People are often conned into investing into activities or purchasing items (such as a new car) for the sake of getting a tax deduction, as they are of the understanding that they are ‘saving’ money. When you purchase something that is a tax deductible expense you do not receive a dollar for dollar benefit. If for example, you purchase some tax deductible stationary for $100, the most that you will save on your tax is $46.50 (you’re still out of pocket $53.50) and that’s assuming that you’re paying tax at the highest rate. If you’re in a lower tax bracket, you’ll save even less.
The main thing that needs to be considered is whether you actually need the item you are purchasing or will it fulfil a need or service a purpose, outside the tax deduction. If the answer is ‘NO’, then don’t purchase as it is costing you money.
You also need to be cautious when investing in products that provide an upfront tax deduction, as the investment itself must be solid, otherwise you will lose out in the long run.

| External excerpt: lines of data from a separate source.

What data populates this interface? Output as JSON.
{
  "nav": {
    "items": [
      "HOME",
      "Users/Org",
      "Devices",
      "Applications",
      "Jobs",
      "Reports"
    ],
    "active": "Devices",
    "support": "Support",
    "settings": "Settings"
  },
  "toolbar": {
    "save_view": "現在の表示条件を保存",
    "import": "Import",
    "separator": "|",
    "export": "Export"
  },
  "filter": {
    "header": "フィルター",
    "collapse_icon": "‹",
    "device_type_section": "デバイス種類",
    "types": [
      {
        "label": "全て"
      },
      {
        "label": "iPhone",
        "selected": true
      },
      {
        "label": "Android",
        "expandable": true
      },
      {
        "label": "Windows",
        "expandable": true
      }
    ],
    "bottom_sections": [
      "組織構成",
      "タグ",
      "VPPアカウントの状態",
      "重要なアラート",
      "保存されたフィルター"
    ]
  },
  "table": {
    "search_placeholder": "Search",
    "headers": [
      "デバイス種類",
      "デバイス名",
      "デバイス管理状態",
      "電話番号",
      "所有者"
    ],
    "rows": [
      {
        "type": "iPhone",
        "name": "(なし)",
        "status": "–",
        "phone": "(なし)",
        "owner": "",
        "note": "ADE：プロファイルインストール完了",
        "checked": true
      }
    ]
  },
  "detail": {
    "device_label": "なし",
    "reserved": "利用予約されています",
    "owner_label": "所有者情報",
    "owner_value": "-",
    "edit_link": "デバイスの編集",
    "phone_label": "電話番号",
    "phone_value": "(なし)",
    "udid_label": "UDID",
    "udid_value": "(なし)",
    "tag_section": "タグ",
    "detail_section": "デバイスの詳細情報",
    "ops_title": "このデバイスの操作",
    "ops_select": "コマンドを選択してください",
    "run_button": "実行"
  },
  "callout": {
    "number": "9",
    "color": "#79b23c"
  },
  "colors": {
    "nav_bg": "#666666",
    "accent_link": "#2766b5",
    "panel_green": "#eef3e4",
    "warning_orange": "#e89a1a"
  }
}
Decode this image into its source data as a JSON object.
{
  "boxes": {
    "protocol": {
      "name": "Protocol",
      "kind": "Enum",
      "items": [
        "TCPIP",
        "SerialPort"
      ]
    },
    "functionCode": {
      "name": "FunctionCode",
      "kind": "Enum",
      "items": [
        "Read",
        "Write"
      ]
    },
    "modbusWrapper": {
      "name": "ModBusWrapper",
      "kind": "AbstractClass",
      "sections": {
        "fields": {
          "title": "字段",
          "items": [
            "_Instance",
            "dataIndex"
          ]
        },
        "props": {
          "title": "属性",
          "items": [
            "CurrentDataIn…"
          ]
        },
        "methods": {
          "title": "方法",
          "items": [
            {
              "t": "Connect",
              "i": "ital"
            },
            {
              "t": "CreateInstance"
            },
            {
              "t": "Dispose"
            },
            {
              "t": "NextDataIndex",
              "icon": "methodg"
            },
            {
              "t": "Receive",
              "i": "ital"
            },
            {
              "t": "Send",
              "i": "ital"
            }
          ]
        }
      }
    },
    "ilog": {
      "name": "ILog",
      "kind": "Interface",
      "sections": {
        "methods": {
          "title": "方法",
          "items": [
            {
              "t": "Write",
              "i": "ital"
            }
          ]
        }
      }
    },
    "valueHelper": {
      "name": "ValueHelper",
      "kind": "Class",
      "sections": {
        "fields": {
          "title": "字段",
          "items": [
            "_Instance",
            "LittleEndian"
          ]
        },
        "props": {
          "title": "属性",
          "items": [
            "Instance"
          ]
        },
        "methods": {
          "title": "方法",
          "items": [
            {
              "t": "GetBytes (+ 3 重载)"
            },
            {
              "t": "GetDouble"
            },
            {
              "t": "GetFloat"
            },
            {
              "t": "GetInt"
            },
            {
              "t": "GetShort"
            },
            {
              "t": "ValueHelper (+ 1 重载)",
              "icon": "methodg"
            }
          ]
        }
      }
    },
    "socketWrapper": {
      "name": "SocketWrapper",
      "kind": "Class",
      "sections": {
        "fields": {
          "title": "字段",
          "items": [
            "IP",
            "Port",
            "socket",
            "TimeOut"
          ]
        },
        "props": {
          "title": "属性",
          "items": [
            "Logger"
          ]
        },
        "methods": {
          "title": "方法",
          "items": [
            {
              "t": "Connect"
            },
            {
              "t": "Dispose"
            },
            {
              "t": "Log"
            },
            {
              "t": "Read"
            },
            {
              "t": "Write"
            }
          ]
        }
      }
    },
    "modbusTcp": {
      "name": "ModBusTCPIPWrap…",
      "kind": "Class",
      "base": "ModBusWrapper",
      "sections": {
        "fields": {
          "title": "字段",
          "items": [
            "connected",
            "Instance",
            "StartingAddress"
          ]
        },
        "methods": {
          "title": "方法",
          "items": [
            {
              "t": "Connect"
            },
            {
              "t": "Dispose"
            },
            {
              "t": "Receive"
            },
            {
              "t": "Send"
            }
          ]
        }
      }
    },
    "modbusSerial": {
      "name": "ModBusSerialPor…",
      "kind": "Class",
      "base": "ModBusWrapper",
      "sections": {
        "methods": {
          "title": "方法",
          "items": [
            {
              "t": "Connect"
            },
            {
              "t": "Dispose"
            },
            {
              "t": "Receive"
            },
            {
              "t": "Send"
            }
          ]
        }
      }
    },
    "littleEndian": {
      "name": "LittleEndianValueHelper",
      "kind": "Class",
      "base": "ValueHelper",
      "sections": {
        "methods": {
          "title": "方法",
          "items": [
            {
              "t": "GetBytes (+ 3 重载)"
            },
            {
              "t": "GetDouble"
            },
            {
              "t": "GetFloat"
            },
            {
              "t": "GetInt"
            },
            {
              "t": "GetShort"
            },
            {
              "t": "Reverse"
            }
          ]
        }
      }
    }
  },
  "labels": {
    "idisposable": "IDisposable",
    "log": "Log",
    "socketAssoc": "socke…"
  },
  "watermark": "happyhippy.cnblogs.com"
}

The moral is to make sure that your tax saving isn’t actually costing you money.